July 16: A line of locally heavy showers redeveloping just outside the Route 128 belt north and west of Boston down to the Rhode Island border at 145 PM. The ASOS at KBED (Hanscom Field) reported 0.69 inches in the last 30 minutes. May even have a rumble of thunder or two.
July 16: At 11 AM, NWS Taunton reported a total of 0.57 inches of rain from Tuesday into Wednesday morning. Taunton Airport (KTAN), 8 miles SE of KBOX, has reported 1.96 inches. That's the type of differences we can see during the summer with localized heavier rainfall.
July 16: The Flash Flood Watch has been cancelled for central and western areas of southern New England as well as Cheshire and Hillsborough counties in N.H. The heaviest rainfall has shifted east, and drier air is working in.
July 16: The flash flood warning has been extended for Plymouth and eastern Bristol counties in Mass. and Newport county R.I. until 230 PM.
July 16: Heavy rainfall continues through midday across eastern Mass. and R.I. Here is the mid morning radar, along with the heavier rain that has been reported:
July 16: Two easy ways to get your yard or property ready for hurricane season:
1. Have a plan for bringing in all outdoor furniture & securing anything else that isn't tied down, should a storm threaten the area

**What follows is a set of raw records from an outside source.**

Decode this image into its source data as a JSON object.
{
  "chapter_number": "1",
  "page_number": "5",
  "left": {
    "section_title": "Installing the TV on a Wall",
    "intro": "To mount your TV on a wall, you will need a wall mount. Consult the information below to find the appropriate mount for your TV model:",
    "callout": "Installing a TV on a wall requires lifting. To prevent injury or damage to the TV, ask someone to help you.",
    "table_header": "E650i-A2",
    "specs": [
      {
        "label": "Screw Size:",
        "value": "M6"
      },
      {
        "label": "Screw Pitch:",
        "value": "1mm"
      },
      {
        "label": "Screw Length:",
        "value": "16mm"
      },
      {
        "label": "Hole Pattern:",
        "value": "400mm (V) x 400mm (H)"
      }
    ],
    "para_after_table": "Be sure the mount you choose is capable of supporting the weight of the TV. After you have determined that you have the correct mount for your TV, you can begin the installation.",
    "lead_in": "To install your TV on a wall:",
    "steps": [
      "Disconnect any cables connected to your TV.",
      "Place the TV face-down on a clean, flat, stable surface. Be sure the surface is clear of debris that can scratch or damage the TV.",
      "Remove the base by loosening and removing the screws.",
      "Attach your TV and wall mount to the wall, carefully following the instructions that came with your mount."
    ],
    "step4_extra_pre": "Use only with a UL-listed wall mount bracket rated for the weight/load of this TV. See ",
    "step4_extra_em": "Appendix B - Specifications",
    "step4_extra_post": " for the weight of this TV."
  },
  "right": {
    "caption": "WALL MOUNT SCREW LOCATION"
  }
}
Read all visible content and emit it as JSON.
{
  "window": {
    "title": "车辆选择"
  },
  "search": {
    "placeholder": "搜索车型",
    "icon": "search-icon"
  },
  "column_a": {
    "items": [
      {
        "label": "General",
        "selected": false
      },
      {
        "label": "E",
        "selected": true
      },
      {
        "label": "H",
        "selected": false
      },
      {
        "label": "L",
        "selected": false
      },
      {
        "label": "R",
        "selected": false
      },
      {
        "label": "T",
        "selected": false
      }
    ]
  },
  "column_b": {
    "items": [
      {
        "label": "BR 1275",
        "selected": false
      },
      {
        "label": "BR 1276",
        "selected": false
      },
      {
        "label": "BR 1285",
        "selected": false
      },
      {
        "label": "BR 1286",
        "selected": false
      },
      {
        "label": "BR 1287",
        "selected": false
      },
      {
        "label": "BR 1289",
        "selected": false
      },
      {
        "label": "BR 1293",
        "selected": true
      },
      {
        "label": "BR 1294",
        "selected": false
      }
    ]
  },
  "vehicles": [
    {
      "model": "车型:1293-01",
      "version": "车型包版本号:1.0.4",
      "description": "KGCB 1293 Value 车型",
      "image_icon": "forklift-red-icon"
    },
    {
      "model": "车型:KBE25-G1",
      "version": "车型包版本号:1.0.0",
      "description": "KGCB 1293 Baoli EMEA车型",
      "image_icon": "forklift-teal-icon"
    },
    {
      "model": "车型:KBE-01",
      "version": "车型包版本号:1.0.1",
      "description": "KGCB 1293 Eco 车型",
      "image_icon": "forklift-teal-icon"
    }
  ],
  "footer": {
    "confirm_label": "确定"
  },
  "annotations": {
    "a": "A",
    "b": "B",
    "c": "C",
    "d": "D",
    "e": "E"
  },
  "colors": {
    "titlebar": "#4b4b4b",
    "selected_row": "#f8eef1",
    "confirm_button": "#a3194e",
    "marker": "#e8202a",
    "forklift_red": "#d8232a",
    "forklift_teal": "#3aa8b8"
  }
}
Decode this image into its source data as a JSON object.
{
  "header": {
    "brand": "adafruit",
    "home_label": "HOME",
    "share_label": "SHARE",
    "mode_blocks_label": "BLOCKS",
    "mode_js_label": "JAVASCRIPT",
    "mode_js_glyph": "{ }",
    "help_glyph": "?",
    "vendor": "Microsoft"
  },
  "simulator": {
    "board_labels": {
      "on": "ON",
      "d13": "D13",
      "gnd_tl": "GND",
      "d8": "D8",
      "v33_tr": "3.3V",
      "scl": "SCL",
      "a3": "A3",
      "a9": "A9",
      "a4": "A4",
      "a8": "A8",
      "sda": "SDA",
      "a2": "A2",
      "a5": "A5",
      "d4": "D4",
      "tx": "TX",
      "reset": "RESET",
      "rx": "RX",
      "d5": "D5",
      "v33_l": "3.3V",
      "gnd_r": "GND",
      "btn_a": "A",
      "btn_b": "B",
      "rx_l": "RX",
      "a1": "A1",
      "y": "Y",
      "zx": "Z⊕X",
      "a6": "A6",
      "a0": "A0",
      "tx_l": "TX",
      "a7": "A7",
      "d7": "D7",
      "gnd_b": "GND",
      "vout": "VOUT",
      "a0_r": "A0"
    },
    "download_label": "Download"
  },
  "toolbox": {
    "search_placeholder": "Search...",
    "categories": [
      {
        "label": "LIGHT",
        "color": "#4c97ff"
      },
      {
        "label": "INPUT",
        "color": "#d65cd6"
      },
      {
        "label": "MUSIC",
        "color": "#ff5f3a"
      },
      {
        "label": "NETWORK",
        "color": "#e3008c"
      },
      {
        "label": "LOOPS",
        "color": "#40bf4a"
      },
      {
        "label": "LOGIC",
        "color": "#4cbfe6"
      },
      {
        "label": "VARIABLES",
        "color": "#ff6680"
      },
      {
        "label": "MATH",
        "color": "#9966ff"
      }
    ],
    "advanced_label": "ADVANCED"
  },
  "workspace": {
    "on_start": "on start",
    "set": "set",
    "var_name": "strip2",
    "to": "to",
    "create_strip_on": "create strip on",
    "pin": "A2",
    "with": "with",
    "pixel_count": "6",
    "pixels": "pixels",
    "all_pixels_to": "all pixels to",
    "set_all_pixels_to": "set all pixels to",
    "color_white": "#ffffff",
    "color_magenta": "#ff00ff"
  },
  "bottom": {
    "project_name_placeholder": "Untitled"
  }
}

2. Trim the trees and shrubs around your home. High winds can turn branches into projectiles during a storm

Find more safety tips at http://www.ready.gov/hurricanes and share these tips with your Facebook friends!
July 16: We extended Flash Flood Warning to northern Bristol Cty and western Plymouth Cty based on radar trends and NWS employee report.
July 16: The threat for flash flooding continues today, with some heavy showers and thunderstorms possible. Some areas saw as much as 3+ inches of rain in a short time last evening. This threat will continue through the day today.

Here's the morning outlook: